Basma to me is the perfect match between two worlds. It is the meeting point of my academic background in psychology and my obsession with media and the arts; a family drama that follows a woman returning home after completing her studies abroad and being met with a series of unexpected hard truths about the closest people to her. The film – announced at the 78th Venice International Film Festival – was very well received throughout its development cycle, earning funding offers from different entities, including the Red Sea Fund. It is, however, a Netflix Original today, streaming sometime in 2024.


Where is your favourite place to spend time in Saudi and why?

My favourite place is definitely Jeddah, my home city, and specifically, my studio. It’s a safe space for me, where I am enabled along with other creatives to delve into the depths of our imaginations, to explore uncharted territories in our writings, and to make up characters and arcs driven by our real lives, while also going to places we have never been to before. I will forever feel grateful for such a place, where I have the opportunity to pass on my knowledge and experience, all the while learning from burgeoning creators who challenge me and grow alongside me.

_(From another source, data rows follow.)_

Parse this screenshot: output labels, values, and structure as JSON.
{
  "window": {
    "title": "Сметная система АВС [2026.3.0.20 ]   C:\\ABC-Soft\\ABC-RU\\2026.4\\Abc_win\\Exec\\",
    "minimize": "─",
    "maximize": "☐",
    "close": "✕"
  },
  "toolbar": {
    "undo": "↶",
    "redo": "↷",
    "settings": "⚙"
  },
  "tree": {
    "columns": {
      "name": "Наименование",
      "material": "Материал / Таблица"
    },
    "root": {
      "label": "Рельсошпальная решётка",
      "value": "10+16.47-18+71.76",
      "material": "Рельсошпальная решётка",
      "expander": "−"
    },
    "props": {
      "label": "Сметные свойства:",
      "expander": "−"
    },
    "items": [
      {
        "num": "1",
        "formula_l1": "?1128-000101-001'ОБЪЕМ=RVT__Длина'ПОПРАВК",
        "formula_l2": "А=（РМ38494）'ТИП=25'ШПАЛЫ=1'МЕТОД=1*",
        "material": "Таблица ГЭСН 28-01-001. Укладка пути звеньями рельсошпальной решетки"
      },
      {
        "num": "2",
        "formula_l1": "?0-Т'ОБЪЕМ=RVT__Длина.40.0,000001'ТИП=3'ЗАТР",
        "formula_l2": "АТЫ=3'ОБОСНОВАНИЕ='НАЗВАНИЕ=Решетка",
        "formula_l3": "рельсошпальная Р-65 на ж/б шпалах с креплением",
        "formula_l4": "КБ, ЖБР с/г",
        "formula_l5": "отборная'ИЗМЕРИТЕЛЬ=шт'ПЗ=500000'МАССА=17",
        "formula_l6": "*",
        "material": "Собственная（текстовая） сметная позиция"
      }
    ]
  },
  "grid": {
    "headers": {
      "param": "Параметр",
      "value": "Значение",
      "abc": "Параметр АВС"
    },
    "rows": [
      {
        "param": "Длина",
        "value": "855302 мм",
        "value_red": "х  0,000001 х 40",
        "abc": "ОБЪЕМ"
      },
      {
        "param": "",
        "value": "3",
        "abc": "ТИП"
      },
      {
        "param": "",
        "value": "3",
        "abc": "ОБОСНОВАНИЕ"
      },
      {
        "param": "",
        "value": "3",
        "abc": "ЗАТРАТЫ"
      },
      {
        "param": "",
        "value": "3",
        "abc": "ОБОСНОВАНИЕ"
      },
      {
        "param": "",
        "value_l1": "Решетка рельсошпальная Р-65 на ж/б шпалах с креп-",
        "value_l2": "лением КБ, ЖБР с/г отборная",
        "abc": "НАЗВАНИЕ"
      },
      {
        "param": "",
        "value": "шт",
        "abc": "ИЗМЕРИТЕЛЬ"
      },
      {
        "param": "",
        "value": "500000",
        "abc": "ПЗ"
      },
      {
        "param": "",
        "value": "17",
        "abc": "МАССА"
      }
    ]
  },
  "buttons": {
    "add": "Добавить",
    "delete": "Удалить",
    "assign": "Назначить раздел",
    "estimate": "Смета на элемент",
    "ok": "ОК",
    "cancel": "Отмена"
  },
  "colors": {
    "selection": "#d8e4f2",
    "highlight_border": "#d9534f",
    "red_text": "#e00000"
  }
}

Where do you always tell people who are new to Saudi to go and visit, and why?

Aside from what Google would tell you to visit, I would advise you not to miss out on having a meal with a Saudi family in their home. Also, get yourself in the Red Sea waters and send a prayer my way from over there. Actually, I believe I have lists I saved that function as tour guides for people coming into my city for the first time; maybe I should share them with viakonnect.com. I like these locally developed, personalised travel guides.

Describe your best all-time travel memory.

I’ll certainly say my last trip to the Maldives when I went diving with stingrays in the ocean. They swam and swayed around us, spreading their gigantic magical wings like spaceships, and teased us by coming very close then departing quickly out of sight.

A memory I lived that I wish to never forget.